Three people sharing their stories. These are all worth reading in full.
While as a society we are moving toward greater inclusion and equality for all people, the tide of history only advances when people make themselves fully visible. There continue to be far too many incidences of bullying of young people, as well as discrimination and violence against people of all ages, based on their sexual orientation, and I believe there is value in making clear where I stand.
The fact is, I’m gay, always have been, always will be, and I couldn’t be any more happy, comfortable with myself, and proud.
I have always been very open and honest about this part of my life with my friends, my family, and my colleagues. In a perfect world, I don’t think it’s anyone else’s business, but I do think there is value in standing up and being counted. I’m not an activist, but I am a human being and I don’t give that up by being a journalist.
I want them to know that I deeply love Jesus, fully human and fully divine and I believe the way he lived, with whom he created community and the words he spoke are as important as the death he died and his ultimate triumph over death. None of this is negated by the fact that I also happen to love a woman and that my love might look a lot more like their own than they think. With all of a love’s ups and downs I still love it when her eyes meet mine from across a crowded room. I still I love it when she puts her arm around me in church. But unlike theirs, I am sad and tired of the reality that she is often unwilling to kiss me goodbye on our own front doorstep, just in case it’s not safe. It’s love and I am so thankful that God has given me the capacity and challenge to love in this way in this time and place.
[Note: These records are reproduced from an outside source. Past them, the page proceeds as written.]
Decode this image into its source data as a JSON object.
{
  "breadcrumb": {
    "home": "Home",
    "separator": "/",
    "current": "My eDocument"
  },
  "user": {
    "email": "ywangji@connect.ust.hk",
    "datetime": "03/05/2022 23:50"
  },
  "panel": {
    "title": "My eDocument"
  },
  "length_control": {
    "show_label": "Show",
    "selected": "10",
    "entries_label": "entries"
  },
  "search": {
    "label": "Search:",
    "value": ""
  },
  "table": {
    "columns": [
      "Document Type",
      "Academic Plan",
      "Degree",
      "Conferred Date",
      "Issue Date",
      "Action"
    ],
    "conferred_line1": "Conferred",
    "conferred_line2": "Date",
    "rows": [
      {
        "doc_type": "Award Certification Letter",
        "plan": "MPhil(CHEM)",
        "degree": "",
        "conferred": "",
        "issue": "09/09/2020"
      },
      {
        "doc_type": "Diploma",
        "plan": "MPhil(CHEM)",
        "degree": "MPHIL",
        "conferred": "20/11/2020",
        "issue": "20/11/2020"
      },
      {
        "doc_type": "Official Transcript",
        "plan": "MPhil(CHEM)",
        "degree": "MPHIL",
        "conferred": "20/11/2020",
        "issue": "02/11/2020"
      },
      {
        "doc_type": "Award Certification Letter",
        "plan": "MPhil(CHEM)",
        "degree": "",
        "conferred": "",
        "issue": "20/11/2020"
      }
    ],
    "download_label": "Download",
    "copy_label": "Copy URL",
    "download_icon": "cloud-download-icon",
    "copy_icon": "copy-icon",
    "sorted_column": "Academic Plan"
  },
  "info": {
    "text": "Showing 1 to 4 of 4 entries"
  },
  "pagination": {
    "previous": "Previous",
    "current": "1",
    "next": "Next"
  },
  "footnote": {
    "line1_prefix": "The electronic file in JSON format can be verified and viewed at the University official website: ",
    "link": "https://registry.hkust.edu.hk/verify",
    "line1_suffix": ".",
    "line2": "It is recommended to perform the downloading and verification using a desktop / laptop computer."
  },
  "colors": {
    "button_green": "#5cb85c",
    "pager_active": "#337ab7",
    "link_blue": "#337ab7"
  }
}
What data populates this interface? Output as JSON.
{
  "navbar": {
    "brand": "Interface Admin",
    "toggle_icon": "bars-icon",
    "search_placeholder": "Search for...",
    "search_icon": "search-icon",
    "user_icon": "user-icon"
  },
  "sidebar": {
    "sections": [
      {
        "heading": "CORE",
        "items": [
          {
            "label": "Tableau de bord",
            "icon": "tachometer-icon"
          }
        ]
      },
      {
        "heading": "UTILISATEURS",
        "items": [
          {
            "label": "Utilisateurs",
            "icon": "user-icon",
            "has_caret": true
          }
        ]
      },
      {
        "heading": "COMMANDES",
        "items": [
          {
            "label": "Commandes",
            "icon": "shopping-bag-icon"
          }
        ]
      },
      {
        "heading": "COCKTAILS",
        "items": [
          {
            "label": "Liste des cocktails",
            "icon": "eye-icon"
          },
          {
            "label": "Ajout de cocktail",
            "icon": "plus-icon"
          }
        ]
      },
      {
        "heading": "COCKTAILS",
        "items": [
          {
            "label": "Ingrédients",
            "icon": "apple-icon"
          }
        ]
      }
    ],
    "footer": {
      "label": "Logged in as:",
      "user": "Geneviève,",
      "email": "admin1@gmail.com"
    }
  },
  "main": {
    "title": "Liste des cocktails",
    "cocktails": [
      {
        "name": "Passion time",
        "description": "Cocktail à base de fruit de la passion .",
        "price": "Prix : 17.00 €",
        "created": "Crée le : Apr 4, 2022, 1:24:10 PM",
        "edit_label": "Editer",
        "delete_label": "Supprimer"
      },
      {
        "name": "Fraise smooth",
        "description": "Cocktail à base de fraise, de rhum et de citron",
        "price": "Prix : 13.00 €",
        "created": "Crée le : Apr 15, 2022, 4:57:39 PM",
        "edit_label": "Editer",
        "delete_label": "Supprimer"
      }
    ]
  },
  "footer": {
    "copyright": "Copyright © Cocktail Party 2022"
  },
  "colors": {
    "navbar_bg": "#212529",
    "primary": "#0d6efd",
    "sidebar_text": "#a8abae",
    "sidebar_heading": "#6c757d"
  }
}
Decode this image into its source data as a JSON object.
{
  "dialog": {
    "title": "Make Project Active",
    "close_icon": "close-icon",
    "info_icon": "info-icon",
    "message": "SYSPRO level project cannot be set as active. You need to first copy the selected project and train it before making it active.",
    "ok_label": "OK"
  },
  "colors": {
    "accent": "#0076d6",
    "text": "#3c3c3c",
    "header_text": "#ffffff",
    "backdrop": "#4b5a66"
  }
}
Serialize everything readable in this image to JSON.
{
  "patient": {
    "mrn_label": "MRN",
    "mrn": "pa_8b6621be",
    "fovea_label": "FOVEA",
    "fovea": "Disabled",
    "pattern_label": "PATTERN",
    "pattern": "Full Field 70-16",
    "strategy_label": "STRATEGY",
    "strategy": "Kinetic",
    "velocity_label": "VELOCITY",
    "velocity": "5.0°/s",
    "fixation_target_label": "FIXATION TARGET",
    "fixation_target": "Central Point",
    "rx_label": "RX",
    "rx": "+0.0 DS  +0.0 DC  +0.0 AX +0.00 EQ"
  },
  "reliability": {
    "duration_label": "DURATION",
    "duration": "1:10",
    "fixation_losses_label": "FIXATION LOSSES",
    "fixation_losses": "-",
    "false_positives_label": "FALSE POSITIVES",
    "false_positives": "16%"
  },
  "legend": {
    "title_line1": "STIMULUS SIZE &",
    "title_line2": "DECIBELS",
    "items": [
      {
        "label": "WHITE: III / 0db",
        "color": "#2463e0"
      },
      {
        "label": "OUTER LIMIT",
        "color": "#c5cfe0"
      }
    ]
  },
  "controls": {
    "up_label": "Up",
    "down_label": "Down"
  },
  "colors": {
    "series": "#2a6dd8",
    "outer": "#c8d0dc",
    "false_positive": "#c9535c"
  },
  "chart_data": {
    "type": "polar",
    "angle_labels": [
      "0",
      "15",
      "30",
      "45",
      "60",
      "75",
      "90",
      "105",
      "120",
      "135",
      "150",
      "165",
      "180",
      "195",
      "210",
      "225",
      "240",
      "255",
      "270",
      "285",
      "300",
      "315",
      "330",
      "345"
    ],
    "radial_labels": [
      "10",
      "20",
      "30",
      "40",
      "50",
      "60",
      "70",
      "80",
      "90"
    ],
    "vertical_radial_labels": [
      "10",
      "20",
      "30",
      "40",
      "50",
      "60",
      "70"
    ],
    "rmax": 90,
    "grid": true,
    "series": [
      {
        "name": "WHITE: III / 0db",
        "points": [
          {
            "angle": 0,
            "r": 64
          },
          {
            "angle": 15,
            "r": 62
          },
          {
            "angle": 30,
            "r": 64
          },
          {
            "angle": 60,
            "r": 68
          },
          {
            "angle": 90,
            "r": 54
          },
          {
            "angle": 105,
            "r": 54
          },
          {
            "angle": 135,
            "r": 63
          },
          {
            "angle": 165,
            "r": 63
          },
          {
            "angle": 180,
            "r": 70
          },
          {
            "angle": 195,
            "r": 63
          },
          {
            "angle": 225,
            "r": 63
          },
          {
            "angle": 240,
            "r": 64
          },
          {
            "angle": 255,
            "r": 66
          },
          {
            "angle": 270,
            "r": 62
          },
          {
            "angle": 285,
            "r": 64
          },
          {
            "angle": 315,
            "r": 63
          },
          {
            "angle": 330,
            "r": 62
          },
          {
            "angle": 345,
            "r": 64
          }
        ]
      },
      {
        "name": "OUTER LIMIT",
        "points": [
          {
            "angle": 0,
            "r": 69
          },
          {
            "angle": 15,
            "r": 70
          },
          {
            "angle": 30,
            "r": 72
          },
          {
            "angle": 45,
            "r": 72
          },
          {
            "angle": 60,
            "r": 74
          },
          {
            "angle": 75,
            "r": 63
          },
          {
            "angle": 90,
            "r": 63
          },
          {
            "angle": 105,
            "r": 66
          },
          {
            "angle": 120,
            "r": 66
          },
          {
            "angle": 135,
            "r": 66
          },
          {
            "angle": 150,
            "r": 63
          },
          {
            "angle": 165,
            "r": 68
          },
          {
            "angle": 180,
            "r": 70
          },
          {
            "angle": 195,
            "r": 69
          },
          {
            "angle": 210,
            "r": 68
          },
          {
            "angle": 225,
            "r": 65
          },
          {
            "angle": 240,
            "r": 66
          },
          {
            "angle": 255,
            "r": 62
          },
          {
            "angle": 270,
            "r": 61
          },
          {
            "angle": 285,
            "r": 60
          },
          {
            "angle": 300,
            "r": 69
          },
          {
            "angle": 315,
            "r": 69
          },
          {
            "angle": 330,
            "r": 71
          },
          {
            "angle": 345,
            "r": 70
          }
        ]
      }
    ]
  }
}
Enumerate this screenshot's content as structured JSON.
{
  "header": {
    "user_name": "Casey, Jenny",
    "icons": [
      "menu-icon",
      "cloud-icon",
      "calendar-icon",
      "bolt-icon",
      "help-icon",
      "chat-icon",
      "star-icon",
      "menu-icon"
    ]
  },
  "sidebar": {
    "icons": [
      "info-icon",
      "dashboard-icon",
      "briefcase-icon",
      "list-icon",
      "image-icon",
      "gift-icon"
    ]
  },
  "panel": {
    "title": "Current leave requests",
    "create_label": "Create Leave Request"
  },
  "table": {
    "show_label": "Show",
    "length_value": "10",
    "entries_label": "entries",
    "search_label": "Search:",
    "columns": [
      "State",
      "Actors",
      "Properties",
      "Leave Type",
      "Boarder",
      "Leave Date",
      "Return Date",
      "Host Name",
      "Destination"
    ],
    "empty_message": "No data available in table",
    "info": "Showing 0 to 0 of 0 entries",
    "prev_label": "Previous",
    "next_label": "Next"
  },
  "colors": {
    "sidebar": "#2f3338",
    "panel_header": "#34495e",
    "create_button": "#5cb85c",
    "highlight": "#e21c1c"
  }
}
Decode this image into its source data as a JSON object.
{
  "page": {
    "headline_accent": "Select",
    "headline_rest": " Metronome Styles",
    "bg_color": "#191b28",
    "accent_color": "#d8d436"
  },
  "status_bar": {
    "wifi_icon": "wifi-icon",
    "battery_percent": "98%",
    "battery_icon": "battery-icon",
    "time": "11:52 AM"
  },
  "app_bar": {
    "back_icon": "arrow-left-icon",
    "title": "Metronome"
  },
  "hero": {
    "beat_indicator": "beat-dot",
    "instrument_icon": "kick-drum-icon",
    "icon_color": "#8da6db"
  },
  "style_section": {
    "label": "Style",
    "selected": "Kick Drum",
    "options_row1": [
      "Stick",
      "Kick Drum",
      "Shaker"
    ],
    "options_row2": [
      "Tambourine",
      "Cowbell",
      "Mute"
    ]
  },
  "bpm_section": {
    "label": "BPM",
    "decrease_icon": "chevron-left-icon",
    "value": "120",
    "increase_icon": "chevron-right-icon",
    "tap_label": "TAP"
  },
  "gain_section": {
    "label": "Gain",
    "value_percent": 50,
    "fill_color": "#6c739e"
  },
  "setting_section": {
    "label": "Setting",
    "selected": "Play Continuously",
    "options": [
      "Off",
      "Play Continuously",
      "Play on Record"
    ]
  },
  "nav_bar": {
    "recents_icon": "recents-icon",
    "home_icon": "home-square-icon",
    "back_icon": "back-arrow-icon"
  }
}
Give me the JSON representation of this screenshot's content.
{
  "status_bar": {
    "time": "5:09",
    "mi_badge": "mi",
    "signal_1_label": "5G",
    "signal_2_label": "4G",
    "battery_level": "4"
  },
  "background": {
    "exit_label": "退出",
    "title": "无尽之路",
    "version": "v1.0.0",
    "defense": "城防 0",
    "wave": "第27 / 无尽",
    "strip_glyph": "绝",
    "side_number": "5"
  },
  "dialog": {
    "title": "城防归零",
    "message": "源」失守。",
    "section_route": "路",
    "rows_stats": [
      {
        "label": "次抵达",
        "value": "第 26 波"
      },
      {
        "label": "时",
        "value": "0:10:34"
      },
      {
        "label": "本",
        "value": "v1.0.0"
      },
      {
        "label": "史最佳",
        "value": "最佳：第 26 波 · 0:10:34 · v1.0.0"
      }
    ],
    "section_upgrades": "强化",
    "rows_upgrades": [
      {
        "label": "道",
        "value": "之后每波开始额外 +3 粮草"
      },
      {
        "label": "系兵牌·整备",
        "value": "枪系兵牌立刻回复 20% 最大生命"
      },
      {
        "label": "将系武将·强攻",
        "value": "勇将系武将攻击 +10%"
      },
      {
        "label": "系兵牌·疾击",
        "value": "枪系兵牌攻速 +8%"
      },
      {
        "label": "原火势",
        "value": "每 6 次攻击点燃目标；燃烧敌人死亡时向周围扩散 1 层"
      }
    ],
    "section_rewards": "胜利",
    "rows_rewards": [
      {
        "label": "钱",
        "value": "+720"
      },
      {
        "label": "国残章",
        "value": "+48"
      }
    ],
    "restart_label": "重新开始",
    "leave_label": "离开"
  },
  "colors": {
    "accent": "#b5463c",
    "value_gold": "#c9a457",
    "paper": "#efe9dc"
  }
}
I’m sorry. I feel absolutely terrible about this. But I don’t want to do dialogue anymore. I don’t want to journey together or live life with you or work out some difficult answers. I’m tired of having to pray that God will soften my heart so that I can tolerate your bigotry more easily. Because every time I do any of those things at church, I end up getting hurt. And then when I say anything about it, it’s like, “Oh, we disagree, you just have to accept we disagree.” which is code for, “We know we’re hurting you, but there’s nothing we’re willing to do about it, so you’ll just have to put up with us.” Meanwhile, I’m trying not to cry my eyes out when I’m alone because I feel like I have no church I can go to like a normal person while everyone else is like, “Whoa, we’re on a cool journey together.” I’m not your fucking sherpa you can dump your veiled homophobia on while you feel good about yourself for attempting to climb up LGBT Mountain in some kind of fantastic journey. There’s a point in time where I have to say, no, I will not subject myself to this anymore. I mean … that point has to exist, doesn’t it?